Hundreds of EU students will now be able to study in Scotland with financial help.
A new £2.25m scholarship programme means students from the continent can begin courses in the 2021/22 academic year.
The Saltire Scholarship scheme has been designed to help ease the negative impact of Brexit on student numbers.
Minister for Higher and Further Education, Jamie Hepburn, said the scheme aimed to “repair” links with Europe.
The Scottish Funding Council is allocating the money. One scholarship place is valued at £8,000 for universities and £4,000 for colleges, the body confirmed.
Students should contact their university for information on the application process.
EU student numbers nosedived after Brexit
New data from UCAS shows a 41% decrease in the number of EU students applying to study at Scottish universities this academic year.
Scholarships are available at universities for Masters level post-graduate study. Colleges will consider applications for Higher National (HN) level, Higher National Certificate (HNC) or Higher National Diploma (HND).
The University of Aberdeen confirmed they had received 12 scholarships through the scheme.
A university spokesman welcomed news of the funding.
“This helps us support EU students who had previously been eligible for Home (Scottish/EU) fee status, but are now classified as international students,” he said.
“The university already offers the Aberdeen Global Postgraduate Scholarship, which is a £5,000 tuition fee discount available to eligible self-funded postgraduate EU students.
“We also offer a similar £8,000 scholarship to undergraduate students.”
He said this underlined “the value we place on the many cultural and intellectual contributions they make to our community.”
The University of the Highlands and Islands (UHI) was allocated funding for one higher education student place under the Saltire Scholarship scheme.
It also received a smaller amount towards a further education student studying in the region.
Robert Gordon University (RGU) is still to confirm how many scholarships for EU students they will be able to offer.
‘Vital contribution to our society’
Mr Hepburn has consistently highlighted the decline in EU student numbers at Scottish universities, even before Brexit became reality.
He had campaigned against a ‘hard’ Brexit, citing the effect it would have on higher education institutions north of the border.
Unsurprisingly, the minister welcomed the new Saltire Scholarship.
“EU students make an absolutely vital contribution to our economy, educational environment and society as a whole,” he said.
“Our new scholarship programme will help strengthen and repair our links with the EU.
“It also sends a clear message that Scotland is open for business to European students.
“In the last year we have sadly seen a dramatic reduction in applications from EU students looking to study here.
“We are determined to do all we can to reverse the damage caused by Brexit and promote Scotland’s education offer globally.”

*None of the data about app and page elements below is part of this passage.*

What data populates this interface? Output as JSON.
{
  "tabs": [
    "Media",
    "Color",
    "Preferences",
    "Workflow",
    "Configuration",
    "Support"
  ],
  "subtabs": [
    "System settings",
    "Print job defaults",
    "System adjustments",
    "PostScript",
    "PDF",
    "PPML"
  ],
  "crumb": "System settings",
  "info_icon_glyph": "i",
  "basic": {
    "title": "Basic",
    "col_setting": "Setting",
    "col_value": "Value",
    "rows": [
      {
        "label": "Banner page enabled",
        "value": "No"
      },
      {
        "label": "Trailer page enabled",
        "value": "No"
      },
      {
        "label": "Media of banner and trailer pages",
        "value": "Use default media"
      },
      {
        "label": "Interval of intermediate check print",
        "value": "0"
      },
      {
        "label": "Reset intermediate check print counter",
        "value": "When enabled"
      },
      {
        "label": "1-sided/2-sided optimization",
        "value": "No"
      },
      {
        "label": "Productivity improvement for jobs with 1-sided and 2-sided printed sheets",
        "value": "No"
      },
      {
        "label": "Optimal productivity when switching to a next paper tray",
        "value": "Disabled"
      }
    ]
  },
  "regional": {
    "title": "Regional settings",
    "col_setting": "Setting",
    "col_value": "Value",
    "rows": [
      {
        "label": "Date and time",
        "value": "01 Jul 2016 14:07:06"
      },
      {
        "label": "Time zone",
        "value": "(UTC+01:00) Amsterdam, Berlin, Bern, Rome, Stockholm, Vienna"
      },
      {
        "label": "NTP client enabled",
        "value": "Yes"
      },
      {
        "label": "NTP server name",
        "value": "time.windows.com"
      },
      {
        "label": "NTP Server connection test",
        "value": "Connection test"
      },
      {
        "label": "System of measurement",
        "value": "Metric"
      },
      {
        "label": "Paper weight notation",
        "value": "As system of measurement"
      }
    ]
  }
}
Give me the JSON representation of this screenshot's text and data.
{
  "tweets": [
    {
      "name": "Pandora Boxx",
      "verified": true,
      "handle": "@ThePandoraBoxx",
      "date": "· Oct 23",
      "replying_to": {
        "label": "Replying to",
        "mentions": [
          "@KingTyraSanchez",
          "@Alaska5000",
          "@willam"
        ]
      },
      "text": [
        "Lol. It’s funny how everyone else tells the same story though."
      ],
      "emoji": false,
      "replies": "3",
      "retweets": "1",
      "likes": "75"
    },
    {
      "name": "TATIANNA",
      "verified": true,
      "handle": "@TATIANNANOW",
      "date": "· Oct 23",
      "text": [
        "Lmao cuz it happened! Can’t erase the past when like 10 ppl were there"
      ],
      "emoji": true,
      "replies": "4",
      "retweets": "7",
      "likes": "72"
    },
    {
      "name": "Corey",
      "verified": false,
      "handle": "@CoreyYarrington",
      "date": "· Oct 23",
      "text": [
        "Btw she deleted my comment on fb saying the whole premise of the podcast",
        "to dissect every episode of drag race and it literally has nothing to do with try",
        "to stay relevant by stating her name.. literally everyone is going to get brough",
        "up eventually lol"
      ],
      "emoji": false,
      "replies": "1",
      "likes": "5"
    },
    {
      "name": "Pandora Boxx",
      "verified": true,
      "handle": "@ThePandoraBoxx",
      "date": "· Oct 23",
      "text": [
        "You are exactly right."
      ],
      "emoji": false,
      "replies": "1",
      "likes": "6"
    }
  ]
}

Out with Erasmus, in with Turing Scheme
The UK left the EU’s Erasmus student exchange programme after Brexit took effect earlier this year.
This made it more difficult both for European students to study in Scotland, and for Scots to study in Europe.
More than 2,000 Scottish students used the Erasmus scheme every year, according to Scottish Government figures.
The UK Government is replacing Erasmus with the Turing Scheme, which will provide funding for UK students to study abroad.